This authority, however, should not and cannot be misconstrued or misused to invite, summons and/or cite public officials, private/ordinary citizens and/or legal residents for matters that are “properly cognizable in the courts” as in the matter under discussion. For instance, if a male Cabinet Minister who is a public official assaults his wife or any other person (even if the victim is a Legislator or staff of the Legislature), that august body cannot, and should not “entertain” or “hear” said matter because it is “properly cognizable in the courts” and not in the Legislature.

Also, I seriously frown against and once more condemn the act of “Assault” allegedly committed by Madam Mary Broh against Madam Nancy Gaye. No one has any color of rights or special privilege to violate the rights of another; and no person, irrespective of status in Government or society is above the laws of our land. I hereby advise that if Madam Gaye desires proper justice in this matter, she should seek redress of her complaint before the courts because that is the appropriate and prudent thing to do. I urge the Senate to advise Madam Gaye similarly.

I keep wondering! What would have happened had the Senators not “entertained or heard” this matter with emotional outbursts and some degree of prejudice? I believe that they would have thoughtfully issued a condemnation of the alleged excesses of Madam Broh and also called for, or demanded speedy trial of Madam Gaye’s complaint before the courts since the Legislature lacks competent and legal jurisdiction over matters that border on criminality. Had they taken that position, it would have been commendable and welcomed and would have truly distinguished them as statesmen.  It is therefore my considered opinion that the bold attempt by the Senators to have “entertained or heard” a matter of such nature makes them “plain wrong” in total violation of our Constitution. It is also a flagrant usurpation of the functions and authority of the Judicial Branch. As we seek to build a democratic State where respect for the rule of law is the bedrock, I can only hope and advice that we do not thread down this path again.

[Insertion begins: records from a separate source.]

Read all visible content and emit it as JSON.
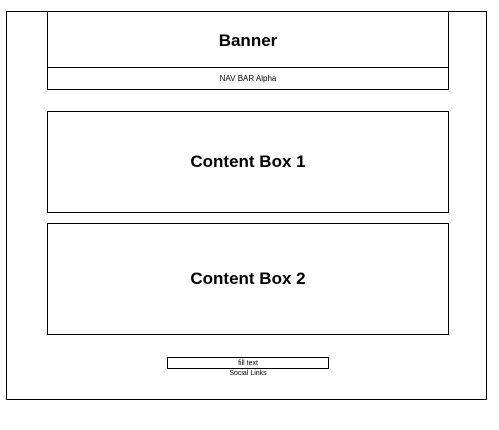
{
  "banner": {
    "title": "Banner"
  },
  "nav": {
    "label": "NAV BAR Alpha"
  },
  "content": {
    "box1": "Content Box 1",
    "box2": "Content Box 2"
  },
  "footer": {
    "fill_text": "fill text",
    "social_links": "Social Links"
  }
}
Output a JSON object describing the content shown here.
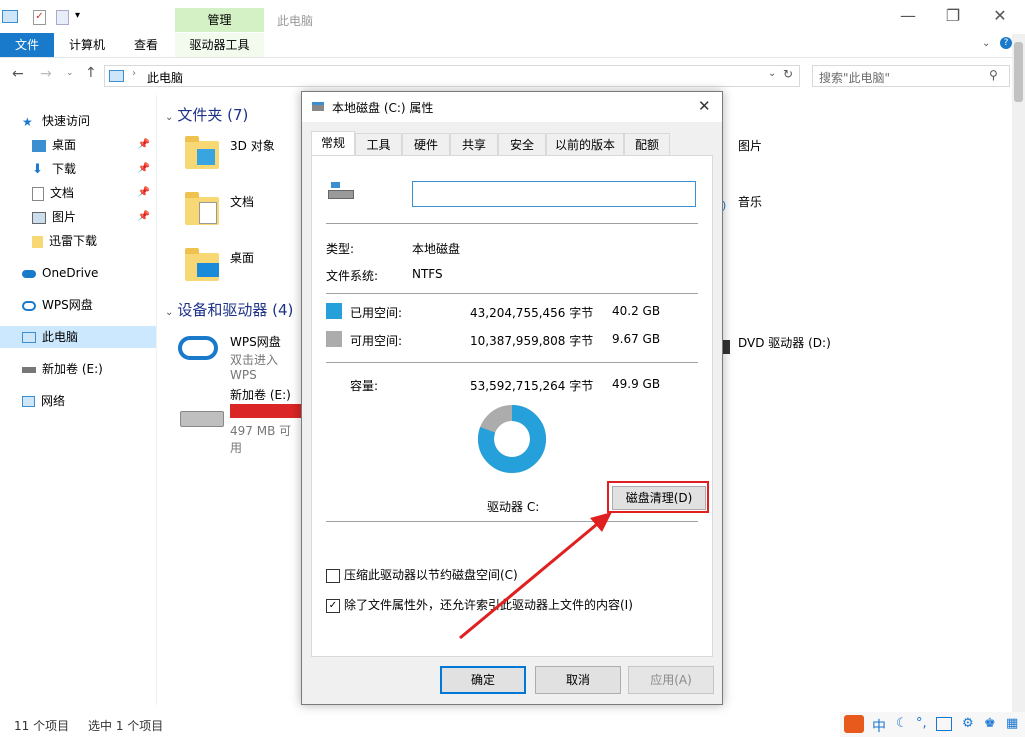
{
  "ribbon": {
    "context_header": "管理",
    "window_title": "此电脑",
    "tabs": [
      "文件",
      "计算机",
      "查看"
    ],
    "context_tab": "驱动器工具"
  },
  "address": {
    "path": "此电脑",
    "search_placeholder": "搜索\"此电脑\""
  },
  "nav": {
    "items": [
      {
        "label": "快速访问"
      },
      {
        "label": "桌面"
      },
      {
        "label": "下载"
      },
      {
        "label": "文档"
      },
      {
        "label": "图片"
      },
      {
        "label": "迅雷下载"
      },
      {
        "label": "OneDrive"
      },
      {
        "label": "WPS网盘"
      },
      {
        "label": "此电脑"
      },
      {
        "label": "新加卷 (E:)"
      },
      {
        "label": "网络"
      }
    ]
  },
  "content": {
    "folders_header": "文件夹 (7)",
    "folders": [
      "3D 对象",
      "文档",
      "桌面",
      "图片",
      "音乐"
    ],
    "devices_header": "设备和驱动器 (4)",
    "wps_title": "WPS网盘",
    "wps_sub": "双击进入WPS",
    "drive_e_title": "新加卷 (E:)",
    "drive_e_sub": "497 MB 可用",
    "dvd": "DVD 驱动器 (D:)"
  },
  "status": {
    "items": "11 个项目",
    "selected": "选中 1 个项目"
  },
  "dialog": {
    "title": "本地磁盘 (C:) 属性",
    "tabs": [
      "常规",
      "工具",
      "硬件",
      "共享",
      "安全",
      "以前的版本",
      "配额"
    ],
    "name_value": "",
    "type_label": "类型:",
    "type_value": "本地磁盘",
    "fs_label": "文件系统:",
    "fs_value": "NTFS",
    "used_label": "已用空间:",
    "used_bytes": "43,204,755,456 字节",
    "used_gb": "40.2 GB",
    "free_label": "可用空间:",
    "free_bytes": "10,387,959,808 字节",
    "free_gb": "9.67 GB",
    "cap_label": "容量:",
    "cap_bytes": "53,592,715,264 字节",
    "cap_gb": "49.9 GB",
    "used_fraction": 0.806,
    "drive_label": "驱动器 C:",
    "cleanup_button": "磁盘清理(D)",
    "compress_label": "压缩此驱动器以节约磁盘空间(C)",
    "compress_checked": false,
    "index_label": "除了文件属性外，还允许索引此驱动器上文件的内容(I)",
    "index_checked": true,
    "ok": "确定",
    "cancel": "取消",
    "apply": "应用(A)"
  },
  "colors": {
    "used": "#26a0da",
    "free": "#acacac",
    "accent": "#0078d7",
    "highlight": "#e02020"
  },
  "icons": [
    "computer-icon",
    "back-arrow-icon",
    "forward-arrow-icon",
    "up-arrow-icon",
    "refresh-icon",
    "search-icon",
    "star-icon",
    "pin-icon",
    "folder-icon",
    "cloud-icon",
    "drive-icon",
    "network-icon",
    "close-icon"
  ]
}
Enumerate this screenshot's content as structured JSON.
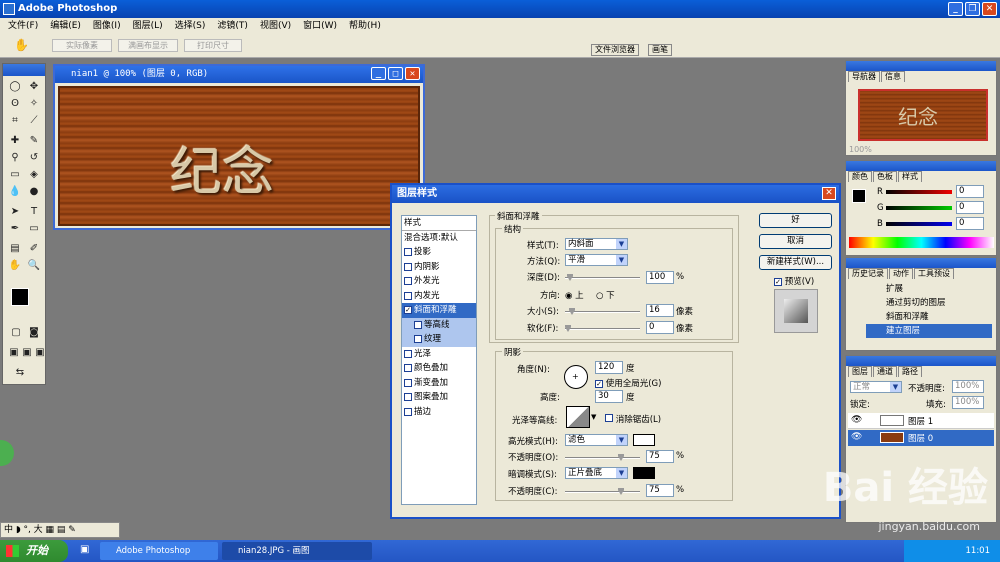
{
  "app": {
    "title": "Adobe Photoshop"
  },
  "menu": [
    "文件(F)",
    "编辑(E)",
    "图像(I)",
    "图层(L)",
    "选择(S)",
    "滤镜(T)",
    "视图(V)",
    "窗口(W)",
    "帮助(H)"
  ],
  "options_bar": {
    "btn1": "实际像素",
    "btn2": "满画布显示",
    "btn3": "打印尺寸",
    "tab_browser": "文件浏览器",
    "tab_brush": "画笔"
  },
  "document": {
    "title": "nian1 @ 100% (图层 0, RGB)",
    "art_text": "纪念"
  },
  "navigator": {
    "tab1": "导航器",
    "tab2": "信息",
    "zoom": "100%",
    "thumb_text": "纪念"
  },
  "color_panel": {
    "tab1": "颜色",
    "tab2": "色板",
    "tab3": "样式",
    "r": "R",
    "g": "G",
    "b": "B",
    "r_val": "0",
    "g_val": "0",
    "b_val": "0"
  },
  "history_panel": {
    "tab1": "历史记录",
    "tab2": "动作",
    "tab3": "工具预设",
    "items": [
      "扩展",
      "通过剪切的图层",
      "斜面和浮雕",
      "建立图层"
    ]
  },
  "layers_panel": {
    "tab1": "图层",
    "tab2": "通道",
    "tab3": "路径",
    "mode": "正常",
    "opacity_label": "不透明度:",
    "opacity": "100%",
    "lock_label": "锁定:",
    "fill_label": "填充:",
    "fill": "100%",
    "layers": [
      "图层 1",
      "图层 0"
    ]
  },
  "dialog": {
    "title": "图层样式",
    "list_header": "样式",
    "list": [
      "混合选项:默认",
      "投影",
      "内阴影",
      "外发光",
      "内发光",
      "斜面和浮雕",
      "等高线",
      "纹理",
      "光泽",
      "颜色叠加",
      "渐变叠加",
      "图案叠加",
      "描边"
    ],
    "section_title": "斜面和浮雕",
    "structure": "结构",
    "style_label": "样式(T):",
    "style_value": "内斜面",
    "method_label": "方法(Q):",
    "method_value": "平滑",
    "depth_label": "深度(D):",
    "depth_value": "100",
    "depth_unit": "%",
    "direction_label": "方向:",
    "dir_up": "上",
    "dir_down": "下",
    "size_label": "大小(S):",
    "size_value": "16",
    "size_unit": "像素",
    "soften_label": "软化(F):",
    "soften_value": "0",
    "soften_unit": "像素",
    "shading": "阴影",
    "angle_label": "角度(N):",
    "angle_value": "120",
    "angle_unit": "度",
    "global_light": "使用全局光(G)",
    "altitude_label": "高度:",
    "altitude_value": "30",
    "altitude_unit": "度",
    "gloss_label": "光泽等高线:",
    "antialias": "消除锯齿(L)",
    "highlight_label": "高光模式(H):",
    "highlight_value": "滤色",
    "hl_opacity_label": "不透明度(O):",
    "hl_opacity_value": "75",
    "hl_opacity_unit": "%",
    "shadow_label": "暗调模式(S):",
    "shadow_value": "正片叠底",
    "sh_opacity_label": "不透明度(C):",
    "sh_opacity_value": "75",
    "sh_opacity_unit": "%",
    "ok": "好",
    "cancel": "取消",
    "new_style": "新建样式(W)...",
    "preview": "预览(V)"
  },
  "ime": "中 ◗ °, 大 ▦ ▤ ✎",
  "taskbar": {
    "start": "开始",
    "task1": "Adobe Photoshop",
    "task2": "nian28.JPG - 画图",
    "clock": "11:01"
  },
  "watermark": {
    "brand": "Bai 经验",
    "url": "jingyan.baidu.com"
  }
}
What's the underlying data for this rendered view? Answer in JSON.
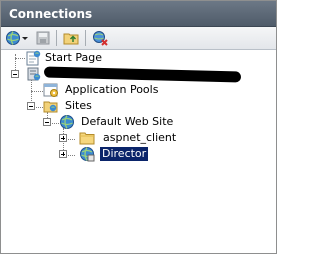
{
  "panel": {
    "title": "Connections"
  },
  "toolbar": {
    "buttons": [
      {
        "name": "connect-globe-icon"
      },
      {
        "name": "save-icon"
      },
      {
        "name": "up-folder-icon"
      },
      {
        "name": "disconnect-icon"
      }
    ]
  },
  "tree": {
    "start_page": "Start Page",
    "server": "",
    "app_pools": "Application Pools",
    "sites": "Sites",
    "default_site": "Default Web Site",
    "aspnet_client": "aspnet_client",
    "director": "Director"
  },
  "colors": {
    "header_bg": "#5a6573",
    "selection_bg": "#0a246a"
  }
}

About the Author: He worked as Special Assistant to the Solicitor General of Liberia from 1995 to 2006. He also worked as Chief of Staff to the Speaker of the House of Representatives from 2006 to 2007; and subsequently as Chief of Staff to the Senator of Bong County from 2007 to 2011. He is a former Montserrado County Senatorial Candidate, a Political Activist and a Young Opinion Leader in Liberia. He can be reached at abdillon68@gmail.com or 231886510588.

[bsa_pro_ad_space id=1] [bsa_pro_ad_space id=2] [bsa_pro_ad_space id=3] [bsa_pro_ad_space id=4] [bsa_pro_ad_space id=5] [bsa_pro_ad_space id=6]
Back to top button